Toyota Auto Body Queenseis, based in Kariya, Aichi Prefecture are led by Japanese women’s national team captain Erika Araki. While not the captain of her club team, Araki is a playing mom, who was second in the league in blocking last season with 1.01 blocks per set at 36 years of age. Italian opposite Indre Sorokaite has returned to Japan to play for the Queenseis. Sorokaite previously played with Denso in 2013-2014.

Toray Arrows women’s team, based in Otsu, Shiga Prefecture finished sixth in 2019-2020 and are led by Japanese women’s national team outside hitters Ai Kurogo and Mayu Ishikawa. Slovakian Jana Kulan led the team in scoring (second in the league) with 463 points and will still be the focus of their offence. Ishikawa was a rookie last season, and any growth could push the Arrows up the standings.

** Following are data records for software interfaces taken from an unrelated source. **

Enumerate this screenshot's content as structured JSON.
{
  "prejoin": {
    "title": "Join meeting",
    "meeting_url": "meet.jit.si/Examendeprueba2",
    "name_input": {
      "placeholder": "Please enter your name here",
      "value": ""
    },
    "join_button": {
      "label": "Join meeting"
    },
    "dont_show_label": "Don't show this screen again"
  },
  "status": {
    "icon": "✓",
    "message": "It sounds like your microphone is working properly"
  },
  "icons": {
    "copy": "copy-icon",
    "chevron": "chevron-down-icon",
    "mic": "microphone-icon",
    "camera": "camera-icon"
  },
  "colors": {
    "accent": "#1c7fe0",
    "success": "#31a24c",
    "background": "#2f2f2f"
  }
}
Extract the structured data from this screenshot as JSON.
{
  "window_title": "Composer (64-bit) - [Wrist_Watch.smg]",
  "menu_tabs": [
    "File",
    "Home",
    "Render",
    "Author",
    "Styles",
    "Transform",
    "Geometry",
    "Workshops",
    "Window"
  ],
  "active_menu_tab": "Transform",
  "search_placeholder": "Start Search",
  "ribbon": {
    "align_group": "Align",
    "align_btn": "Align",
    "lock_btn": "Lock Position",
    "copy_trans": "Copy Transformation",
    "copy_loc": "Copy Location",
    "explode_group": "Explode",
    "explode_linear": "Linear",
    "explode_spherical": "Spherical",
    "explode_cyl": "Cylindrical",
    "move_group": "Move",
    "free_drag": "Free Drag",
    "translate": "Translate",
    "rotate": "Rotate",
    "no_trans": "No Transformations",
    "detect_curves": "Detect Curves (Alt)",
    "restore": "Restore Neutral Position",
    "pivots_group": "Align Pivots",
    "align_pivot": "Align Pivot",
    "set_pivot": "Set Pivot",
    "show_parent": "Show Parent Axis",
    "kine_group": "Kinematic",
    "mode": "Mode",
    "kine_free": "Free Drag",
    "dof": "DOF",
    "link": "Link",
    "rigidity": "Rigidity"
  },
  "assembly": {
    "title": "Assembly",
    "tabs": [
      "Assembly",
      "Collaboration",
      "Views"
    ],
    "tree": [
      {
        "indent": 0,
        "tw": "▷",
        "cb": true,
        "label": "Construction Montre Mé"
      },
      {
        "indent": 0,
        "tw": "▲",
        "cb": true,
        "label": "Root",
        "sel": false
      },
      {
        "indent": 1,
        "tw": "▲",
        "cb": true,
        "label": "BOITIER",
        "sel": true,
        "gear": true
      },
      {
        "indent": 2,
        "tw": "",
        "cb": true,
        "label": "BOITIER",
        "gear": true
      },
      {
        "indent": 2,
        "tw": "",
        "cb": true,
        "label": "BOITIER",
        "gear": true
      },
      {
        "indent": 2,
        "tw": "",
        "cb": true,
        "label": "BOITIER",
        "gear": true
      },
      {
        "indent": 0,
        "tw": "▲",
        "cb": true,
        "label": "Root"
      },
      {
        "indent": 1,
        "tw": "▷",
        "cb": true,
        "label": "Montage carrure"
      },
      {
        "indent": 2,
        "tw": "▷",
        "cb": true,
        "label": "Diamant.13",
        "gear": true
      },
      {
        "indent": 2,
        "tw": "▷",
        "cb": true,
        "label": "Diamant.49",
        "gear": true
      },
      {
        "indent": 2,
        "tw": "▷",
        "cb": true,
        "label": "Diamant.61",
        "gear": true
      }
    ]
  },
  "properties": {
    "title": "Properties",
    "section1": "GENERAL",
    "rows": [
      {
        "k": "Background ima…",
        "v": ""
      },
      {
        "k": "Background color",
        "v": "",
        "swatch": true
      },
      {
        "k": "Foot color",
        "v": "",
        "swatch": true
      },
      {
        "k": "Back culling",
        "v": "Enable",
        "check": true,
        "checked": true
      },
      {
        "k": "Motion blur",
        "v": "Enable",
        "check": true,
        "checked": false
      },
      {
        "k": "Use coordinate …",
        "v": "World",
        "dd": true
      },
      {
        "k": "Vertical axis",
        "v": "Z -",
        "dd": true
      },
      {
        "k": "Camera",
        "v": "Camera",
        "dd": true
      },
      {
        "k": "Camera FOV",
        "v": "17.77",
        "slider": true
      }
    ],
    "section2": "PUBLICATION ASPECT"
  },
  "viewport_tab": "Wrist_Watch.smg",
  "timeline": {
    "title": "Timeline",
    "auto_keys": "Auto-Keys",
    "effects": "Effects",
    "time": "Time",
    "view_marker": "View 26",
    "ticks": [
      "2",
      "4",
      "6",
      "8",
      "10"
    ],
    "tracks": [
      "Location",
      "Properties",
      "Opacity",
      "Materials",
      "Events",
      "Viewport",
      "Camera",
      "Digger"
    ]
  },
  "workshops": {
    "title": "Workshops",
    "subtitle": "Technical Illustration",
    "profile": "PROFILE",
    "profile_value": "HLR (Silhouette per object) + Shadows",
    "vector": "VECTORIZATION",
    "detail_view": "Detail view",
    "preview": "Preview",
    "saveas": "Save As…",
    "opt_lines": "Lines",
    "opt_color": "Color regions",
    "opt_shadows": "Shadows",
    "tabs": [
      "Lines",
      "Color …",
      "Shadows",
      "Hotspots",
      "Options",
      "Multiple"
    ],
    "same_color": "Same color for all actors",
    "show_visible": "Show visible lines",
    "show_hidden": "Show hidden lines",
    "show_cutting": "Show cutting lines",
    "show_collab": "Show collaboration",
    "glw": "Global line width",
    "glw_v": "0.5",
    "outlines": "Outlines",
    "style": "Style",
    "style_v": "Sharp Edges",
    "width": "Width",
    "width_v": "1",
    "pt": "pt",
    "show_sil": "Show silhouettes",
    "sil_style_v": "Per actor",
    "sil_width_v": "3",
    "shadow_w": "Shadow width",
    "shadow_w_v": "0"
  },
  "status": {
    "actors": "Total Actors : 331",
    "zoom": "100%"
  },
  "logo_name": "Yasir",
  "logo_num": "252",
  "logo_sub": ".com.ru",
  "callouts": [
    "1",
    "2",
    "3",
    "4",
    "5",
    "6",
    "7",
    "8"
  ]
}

Hisamitsu Springs, based in Tosu, Saga Prefecture had a down year in 2019-2020. With five titles in the 2010s, seventh place was their worst ever finish in the V.League. With Japanese Women’s national team players Nana Iwasaka, Arisa Inoue and Yuki Ishii essentially having a year off (excluding practice) from international play, due to the coronavirus, this may help their club team greatly. The Springs did lose their passing mainstay Risa Shinnabe to retirement, but they are looking at having Miyu Nagaoka return from injury. Also, American middle blocker Foluke Akinradewo returns to the Springs after having her first child.

NEC Red Rockets, based in Kawasaki, Kanagawa Prefecture also had a down season finishing eighth in 2019-2020. The Red Rockets also made a surprise move by signing Turkish free agent Neriman Ozsoy to be their leading scorer. Ozsoy had previously played for Toyota Auto Body Queenseis from 2017-2020. Ozsoy led the league in scoring in the 2017-2018 and 2019-2020 seasons with 580 and 523 points respectively. Outside hitter Sarina Koga will be the second pillar of the Red Rockets offence, but was only 15th in league scoring with 270 points. 

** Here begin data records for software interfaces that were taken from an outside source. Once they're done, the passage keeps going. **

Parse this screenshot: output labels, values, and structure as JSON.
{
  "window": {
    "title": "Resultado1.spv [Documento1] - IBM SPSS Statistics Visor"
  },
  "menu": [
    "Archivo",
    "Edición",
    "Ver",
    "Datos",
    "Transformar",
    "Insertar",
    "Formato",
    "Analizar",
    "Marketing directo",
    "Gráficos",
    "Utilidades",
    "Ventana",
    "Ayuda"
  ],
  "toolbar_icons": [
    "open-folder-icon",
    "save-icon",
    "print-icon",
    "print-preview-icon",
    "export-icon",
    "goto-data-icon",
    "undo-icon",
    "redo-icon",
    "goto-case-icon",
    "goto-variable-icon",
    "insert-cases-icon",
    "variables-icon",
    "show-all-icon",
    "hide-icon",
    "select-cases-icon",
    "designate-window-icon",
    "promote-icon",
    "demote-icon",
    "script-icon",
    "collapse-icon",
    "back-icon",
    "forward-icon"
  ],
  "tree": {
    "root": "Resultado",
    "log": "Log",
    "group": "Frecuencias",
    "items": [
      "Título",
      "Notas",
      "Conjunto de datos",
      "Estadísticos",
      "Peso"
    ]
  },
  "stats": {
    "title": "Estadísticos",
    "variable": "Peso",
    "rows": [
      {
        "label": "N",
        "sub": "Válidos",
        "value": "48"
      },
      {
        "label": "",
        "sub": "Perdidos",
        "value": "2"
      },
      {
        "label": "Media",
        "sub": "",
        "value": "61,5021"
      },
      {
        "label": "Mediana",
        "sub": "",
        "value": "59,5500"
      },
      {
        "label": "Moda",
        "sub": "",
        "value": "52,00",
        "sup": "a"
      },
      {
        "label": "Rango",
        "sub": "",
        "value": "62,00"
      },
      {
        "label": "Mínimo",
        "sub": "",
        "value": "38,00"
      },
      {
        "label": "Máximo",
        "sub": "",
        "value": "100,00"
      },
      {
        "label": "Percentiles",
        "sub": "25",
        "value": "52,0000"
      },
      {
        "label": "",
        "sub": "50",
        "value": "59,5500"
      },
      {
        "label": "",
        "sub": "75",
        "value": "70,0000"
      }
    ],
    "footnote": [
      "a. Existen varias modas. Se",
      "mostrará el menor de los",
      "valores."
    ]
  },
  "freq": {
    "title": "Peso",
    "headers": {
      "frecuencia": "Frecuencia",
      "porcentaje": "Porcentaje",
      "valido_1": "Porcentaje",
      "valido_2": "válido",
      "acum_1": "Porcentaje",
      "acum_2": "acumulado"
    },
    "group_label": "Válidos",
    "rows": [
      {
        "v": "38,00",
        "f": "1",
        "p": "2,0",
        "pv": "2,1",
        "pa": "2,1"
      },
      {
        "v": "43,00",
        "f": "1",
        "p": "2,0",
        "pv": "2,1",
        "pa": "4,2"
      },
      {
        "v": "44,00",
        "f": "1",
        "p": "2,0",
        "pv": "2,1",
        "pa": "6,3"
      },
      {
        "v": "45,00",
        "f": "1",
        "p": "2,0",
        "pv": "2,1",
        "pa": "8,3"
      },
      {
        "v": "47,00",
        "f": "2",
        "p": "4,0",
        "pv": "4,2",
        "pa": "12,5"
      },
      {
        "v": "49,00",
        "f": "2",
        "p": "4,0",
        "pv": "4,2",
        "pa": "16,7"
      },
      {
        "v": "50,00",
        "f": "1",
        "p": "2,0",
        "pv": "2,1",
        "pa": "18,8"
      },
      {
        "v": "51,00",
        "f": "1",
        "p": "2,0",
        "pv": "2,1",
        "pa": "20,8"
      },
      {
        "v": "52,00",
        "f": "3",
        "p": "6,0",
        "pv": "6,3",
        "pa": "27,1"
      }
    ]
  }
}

Hitachi Rivale, based in Hitachinaka, Ibaraki Prefecture, were unlucky in five-set matches in 2019-2020 with a 2-5 record. This kept the Rivale from making the Final 8 playoffs and forced them to win in the Challenge 4 (relegation playoffs), which they did to remain in the topflight. American middle blocker Hannah Tapp and Japanese women’s national team setter Miya Sato again lead the Rivale into the season. Tapp led the V.League in blocking in 2019-2020 with 1.08 blocks per set.

Kurobe Aqua Fairies, based in Kurobe, Toyama Prefecture, finished in tenth, and have brought American Simone Lee back for a second season with the team. Lee was fifth in the league in scoring in 2019-2020 with 404 points.

PFU Blue Cats, based in Kanazawa, Ishikawa Prefecture, finished in eleventh and are going with a young roster with five players joining the team in 2019 or 2020. Former Japanese women’s national team player Yukiko Ebata has been with the team the longest out of the current roster and is looking to return to the starting lineup after lingering injuries since joining the team.

Thailand’s Hathairat Jarat and Venezuela’s Roslandy Acosta will be the team’s foreigners.

Victorina Himeji, based in Himeji, Hyogo Prefectue, stayed in the top league after defeating the Gunma Bank Green Wings in the Challenge Match series at the end of last season, two matches to zero. Himeji have made a change as head coach Yoshie Takeshita has moved into the front office as the Vice President of the team. Replacing her is Kodai Nakaya, who had been an assistant under Takeshita and also worked numerous Japanese women’s age group teams (U19-20 & U23) before joining Himeji in 2017. Moldovan opposite Aliona Martiniuc has replaced Ivna Colombo.

Related links of AVC

AVC Website: click www.asianvolleyball.net

AVC Facebook: click www.Facebook.com/AsianVolleyballConfederation

AVC Twitter: click: https://twitter.com/avcvolley 

AVC Instagram: click: https://www.instagram.com/avcvolley/?hl=en

AVC Youtube: click: Asian Volleyball Confederation

AVC WeChat: Asian Volleyball Confederation